OUR NATIONAL FOUNDERS
On Palm Sunday in April 1923, Gladys Merritt met with a young lady, who to this day is simply known as Ms. X, and discussed the possibility of creating a sorority for teachers in Jersey City. This discussion was different than other conversations the two had as this one resulted in invitations being sent to eight other teachers to attend an information meeting. Ms. X attempted to discourage Ms. Merritt from this venture thinking of how difficult and troublesome. Ms. Merritt promised should there not be interest from those invited she would give up the idea. However those who attended that information session were so motivated they voted to create a permanent organization that Friday night.

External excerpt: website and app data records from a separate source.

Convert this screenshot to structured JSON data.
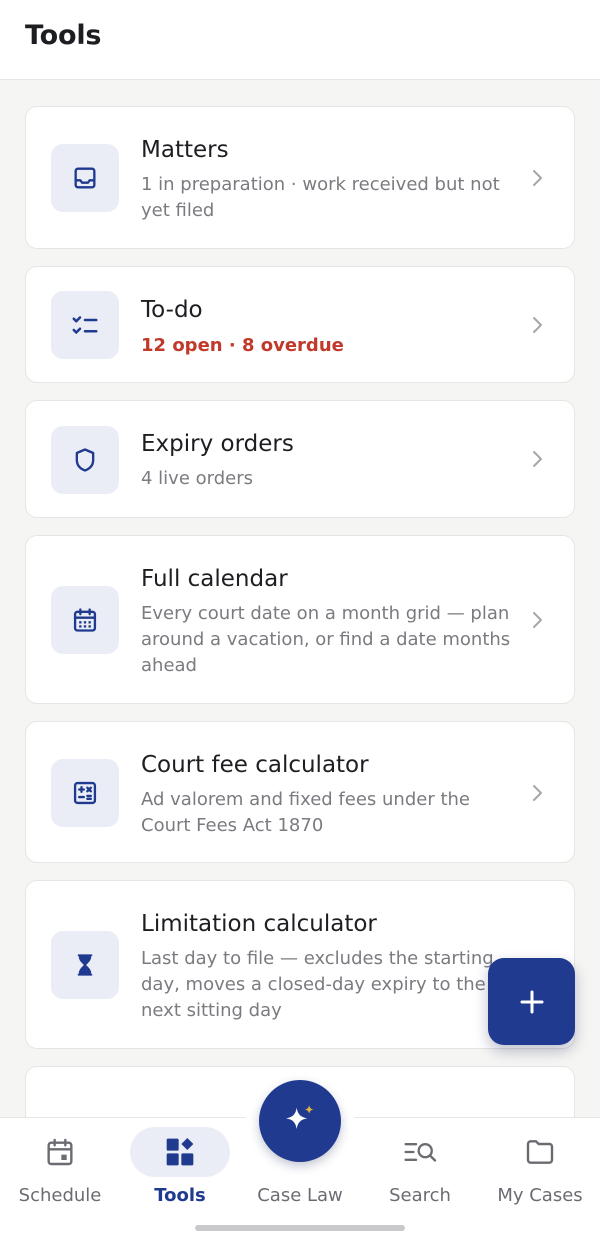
{
  "header": {
    "title": "Tools"
  },
  "cards": [
    {
      "title": "Matters",
      "subtitle": "1 in preparation · work received but not yet filed",
      "icon": "inbox-icon"
    },
    {
      "title": "To-do",
      "subtitle": "12 open · 8 overdue",
      "icon": "checklist-icon",
      "subtitle_color": "#c0392b"
    },
    {
      "title": "Expiry orders",
      "subtitle": "4 live orders",
      "icon": "shield-icon"
    },
    {
      "title": "Full calendar",
      "subtitle": "Every court date on a month grid — plan around a vacation, or find a date months ahead",
      "icon": "calendar-icon"
    },
    {
      "title": "Court fee calculator",
      "subtitle": "Ad valorem and fixed fees under the Court Fees Act 1870",
      "icon": "calculator-icon"
    },
    {
      "title": "Limitation calculator",
      "subtitle": "Last day to file — excludes the starting day, moves a closed-day expiry to the next sitting day",
      "icon": "hourglass-icon"
    }
  ],
  "fab": {
    "icon": "plus-icon"
  },
  "nav": {
    "items": [
      {
        "label": "Schedule",
        "icon": "calendar-icon"
      },
      {
        "label": "Tools",
        "icon": "tools-grid-icon",
        "active": true
      },
      {
        "label": "Case Law",
        "icon": "sparkle-icon"
      },
      {
        "label": "Search",
        "icon": "list-search-icon"
      },
      {
        "label": "My Cases",
        "icon": "folder-icon"
      }
    ]
  },
  "colors": {
    "accent": "#1f3a8f",
    "alert": "#c0392b",
    "icon_bg": "#eaedf5",
    "sparkle_gold": "#e3b341"
  }
}
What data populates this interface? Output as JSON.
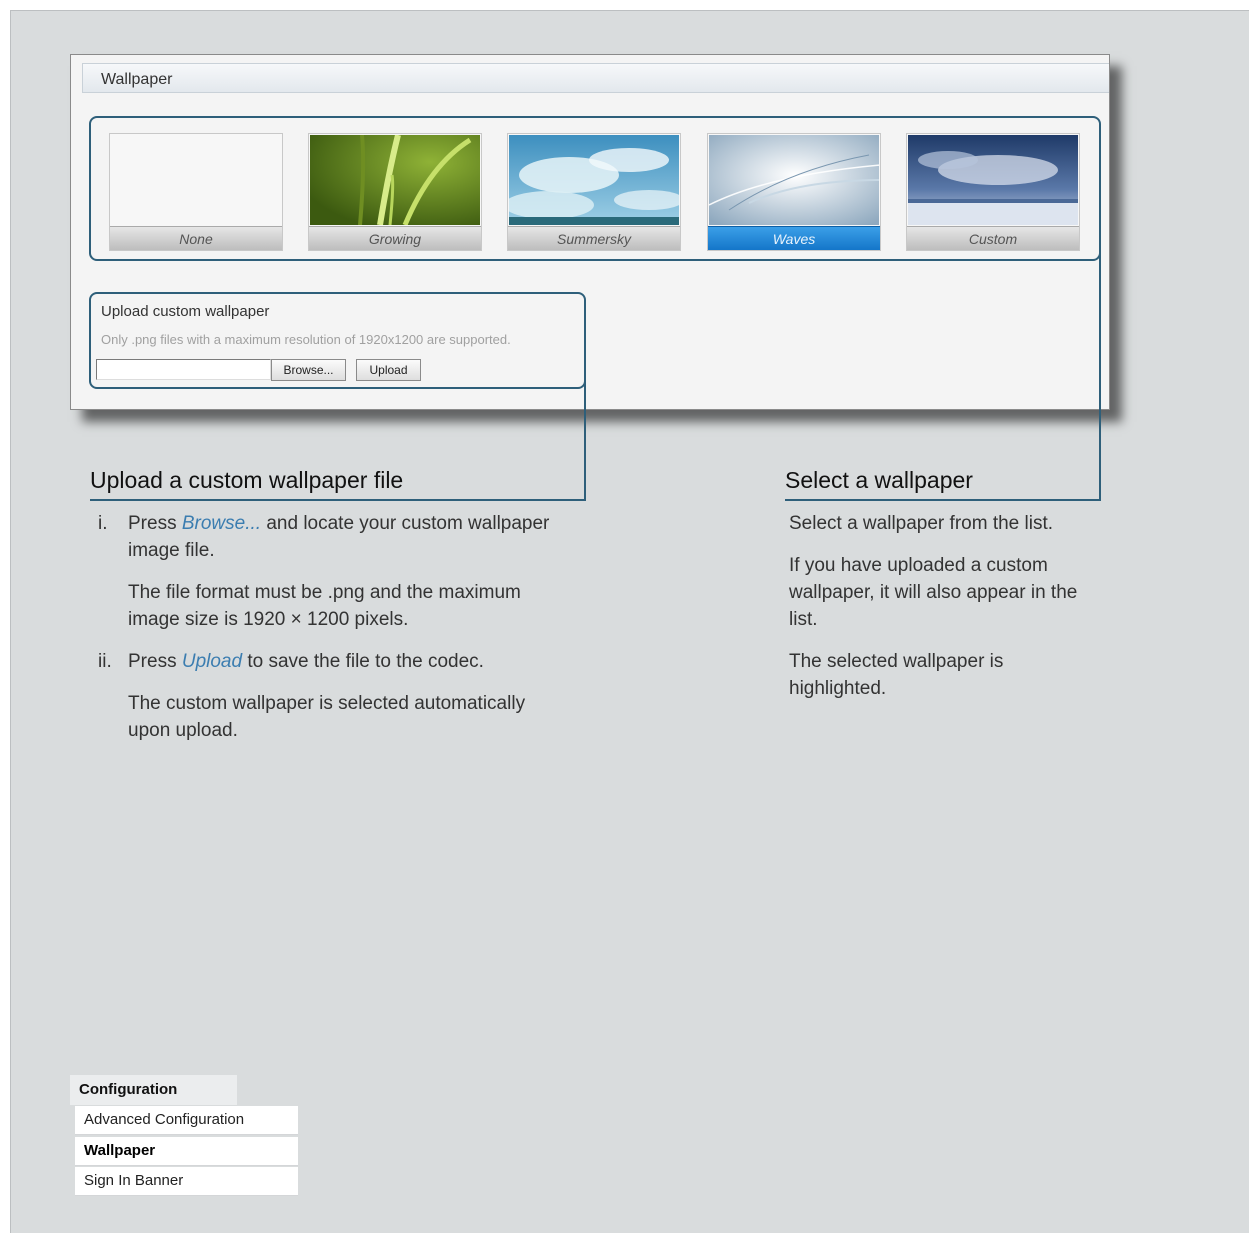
{
  "window": {
    "header_title": "Wallpaper",
    "wallpapers": [
      {
        "label": "None",
        "image": "blank"
      },
      {
        "label": "Growing",
        "image": "green-grass"
      },
      {
        "label": "Summersky",
        "image": "blue-sky-clouds"
      },
      {
        "label": "Waves",
        "image": "light-blue-waves",
        "selected": true
      },
      {
        "label": "Custom",
        "image": "cloudy-sea"
      }
    ],
    "upload": {
      "title": "Upload custom wallpaper",
      "note": "Only .png files with a maximum resolution of 1920x1200 are supported.",
      "file_value": "",
      "browse_label": "Browse...",
      "upload_label": "Upload"
    }
  },
  "left_section": {
    "title": "Upload a custom wallpaper file",
    "step1": {
      "num": "i.",
      "pre": "Press ",
      "link": "Browse...",
      "post": " and locate your custom wallpaper image file.",
      "detail": "The file format must be .png and the maximum image size is 1920 × 1200 pixels."
    },
    "step2": {
      "num": "ii.",
      "pre": "Press ",
      "link": "Upload",
      "post": " to save the file to the codec.",
      "detail": "The custom wallpaper is selected automatically upon upload."
    }
  },
  "right_section": {
    "title": "Select a wallpaper",
    "p1": "Select a wallpaper from the list.",
    "p2": "If you have uploaded a custom wallpaper, it will also appear in the list.",
    "p3": "The selected wallpaper is highlighted."
  },
  "nav": {
    "heading": "Configuration",
    "items": [
      {
        "label": "Advanced Configuration"
      },
      {
        "label": "Wallpaper",
        "active": true
      },
      {
        "label": "Sign In Banner"
      }
    ]
  },
  "colors": {
    "accent": "#2e5f7a",
    "selected": "#1476c9",
    "link": "#3b7db0"
  }
}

Within a matter of weeks they had engaged an attorney to assist in establishing the sorority. However being so young themselves, they needed to elect trustees to sign for them to become incorporated. May 23, 1923, they were finally official and this date is still celebrated as our offical Founder's Day.
These truly outstanding women each went on to live up to the ideals they set forth as the mission of the sorority. Each of them becoming educational leaders in their community having lasting impact where they served so diligently. From those eight amazing young women meeting on a Friday evening the sorority has grown to over 130 chapters internationally.
Pictured – Front, Left to Right: Gladys Cannon Nunnery, Julia Asbury Barnes, Gladys Merritt Ross (Mother Founder), Dr. Florence Steele- Hunt
Rear- Ella Wells Butler, Marguerite Gross, Mildred Morris (not pictured Edna McConnell)
Eta's Charter Members
Pictured – Front, Left to Right: Anna Yarbrough, Lillian Burns, Aline Sheffy Walker -Mother of Eta, Francena Sullivan , Carolyn Hutchins – Not pictured : Marian Gardener Brown, Jessie Clark Flournoy, Marguerite Lemmon and Dororthy Jones Russ,
OUR CHAPTER'S HISTORY
Nearly, four years after the this sorority had its beginnings in Jersey City Ms. Aline Sheffy was hostess to a meeting with eight other ladies and shared with them information about the teaching sorority from Jersey City. Realizing the need for a similar professional organization in Camden, they voted that they too would work to continue the aims of the sorority for our community. That afternoon in January 1927 these nine young ladies agreed that they too
would foster a spirit of sisterhood among teachers
promote the highest ideals of the teaching profession
encourage our youth to attain higher levels of education and character
Members from Alpha Chapter- Jersey City and Beta Chapter-Washington D.C. traveled to Philadelphia to organize two new chapters. These nine young women from Camden NJ along with fifteen others from Philadelphia were officially charted becoming Eta and Zeta chapters on March 5, 1927.
Eta Chapter has continued to grow and serve the community since. Eta has four auxiliary groups. The Xinos and Kudos, our high school girls and boys clubs. The HUB group the support organization for their parents. Eta was the first chapter to create a Men in Our Lives auxiliary group known as the Kapitans in 1952- currently nationally known as the Anthropos. Eta first hosted a youth conference at 1967 at the Cherry Hill Inn.
Each year Eta Chapter gives two local scholarships and a host of achievement awards to our Xinos, Kudos and graduating middle school students where our members work.
We continue in many ways to “lift the torch of enlightenment” and invite you to learn more through our programs page.